**WORK TO BE COMPLETED**. Using the material below, copy every line where "text" appears.

**DATA PROVIDED**.
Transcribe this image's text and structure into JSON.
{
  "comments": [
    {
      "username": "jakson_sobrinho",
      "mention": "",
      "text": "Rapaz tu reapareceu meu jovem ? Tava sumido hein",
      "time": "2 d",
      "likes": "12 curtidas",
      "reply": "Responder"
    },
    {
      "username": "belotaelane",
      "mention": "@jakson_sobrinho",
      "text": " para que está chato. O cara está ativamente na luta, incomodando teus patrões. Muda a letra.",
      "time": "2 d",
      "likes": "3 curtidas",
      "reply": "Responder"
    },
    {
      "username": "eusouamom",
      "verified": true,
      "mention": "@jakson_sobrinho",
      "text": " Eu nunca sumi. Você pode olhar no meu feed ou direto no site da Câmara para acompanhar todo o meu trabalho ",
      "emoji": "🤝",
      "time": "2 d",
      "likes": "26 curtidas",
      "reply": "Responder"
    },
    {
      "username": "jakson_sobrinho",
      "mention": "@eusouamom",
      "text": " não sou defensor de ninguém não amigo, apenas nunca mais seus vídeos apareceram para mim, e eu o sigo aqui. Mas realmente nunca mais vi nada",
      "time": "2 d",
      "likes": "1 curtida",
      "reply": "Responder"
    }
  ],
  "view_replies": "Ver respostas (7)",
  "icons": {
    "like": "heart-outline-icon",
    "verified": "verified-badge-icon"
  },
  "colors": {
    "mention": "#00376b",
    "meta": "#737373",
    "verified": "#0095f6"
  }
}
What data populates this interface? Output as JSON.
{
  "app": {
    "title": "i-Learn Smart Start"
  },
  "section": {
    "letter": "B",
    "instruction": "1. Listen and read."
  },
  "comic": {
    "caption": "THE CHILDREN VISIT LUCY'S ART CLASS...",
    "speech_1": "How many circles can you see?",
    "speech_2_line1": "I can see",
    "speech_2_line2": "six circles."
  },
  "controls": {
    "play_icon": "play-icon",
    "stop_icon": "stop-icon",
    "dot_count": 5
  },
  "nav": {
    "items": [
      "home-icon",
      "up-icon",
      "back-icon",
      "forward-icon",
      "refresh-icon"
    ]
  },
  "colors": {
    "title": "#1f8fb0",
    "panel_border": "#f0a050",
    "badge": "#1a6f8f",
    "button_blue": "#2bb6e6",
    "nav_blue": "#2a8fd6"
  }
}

**RESPONSE BOX**.
Transcribe this image's text and structure into JSON.
      "text": "Rapaz tu reapareceu meu jovem ? Tava sumido hein",
      "text": " para que está chato. O cara está ativamente na luta, incomodando teus patrões. Muda a letra.",
      "text": " Eu nunca sumi. Você pode olhar no meu feed ou direto no site da Câmara para acompanhar todo o meu trabalho ",
      "text": " não sou defensor de ninguém não amigo, apenas nunca mais seus vídeos apareceram para mim, e eu o sigo aqui. Mas realmente nunca mais vi nada",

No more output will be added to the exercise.